Top of Supplied data

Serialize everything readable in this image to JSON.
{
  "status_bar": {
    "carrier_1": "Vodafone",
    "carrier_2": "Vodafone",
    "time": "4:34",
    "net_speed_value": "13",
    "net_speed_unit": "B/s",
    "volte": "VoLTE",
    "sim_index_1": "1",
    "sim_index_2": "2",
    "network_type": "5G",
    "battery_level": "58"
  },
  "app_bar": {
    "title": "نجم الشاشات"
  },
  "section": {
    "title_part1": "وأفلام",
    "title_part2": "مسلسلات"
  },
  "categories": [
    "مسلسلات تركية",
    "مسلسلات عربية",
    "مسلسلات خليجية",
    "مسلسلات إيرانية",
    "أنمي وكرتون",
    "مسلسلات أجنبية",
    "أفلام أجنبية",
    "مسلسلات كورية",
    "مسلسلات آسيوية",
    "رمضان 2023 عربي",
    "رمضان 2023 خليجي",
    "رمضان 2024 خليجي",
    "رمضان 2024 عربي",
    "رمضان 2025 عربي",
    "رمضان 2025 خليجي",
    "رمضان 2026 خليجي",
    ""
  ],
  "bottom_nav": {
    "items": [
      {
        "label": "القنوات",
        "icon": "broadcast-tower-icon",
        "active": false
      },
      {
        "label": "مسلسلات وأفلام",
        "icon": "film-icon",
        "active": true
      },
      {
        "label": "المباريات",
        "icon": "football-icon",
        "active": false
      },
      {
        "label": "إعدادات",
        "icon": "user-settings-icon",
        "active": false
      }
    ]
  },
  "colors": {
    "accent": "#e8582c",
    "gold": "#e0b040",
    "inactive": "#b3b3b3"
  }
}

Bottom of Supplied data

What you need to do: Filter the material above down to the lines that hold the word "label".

Final answer:
        "label": "القنوات",
        "label": "مسلسلات وأفلام",
        "label": "المباريات",
        "label": "إعدادات",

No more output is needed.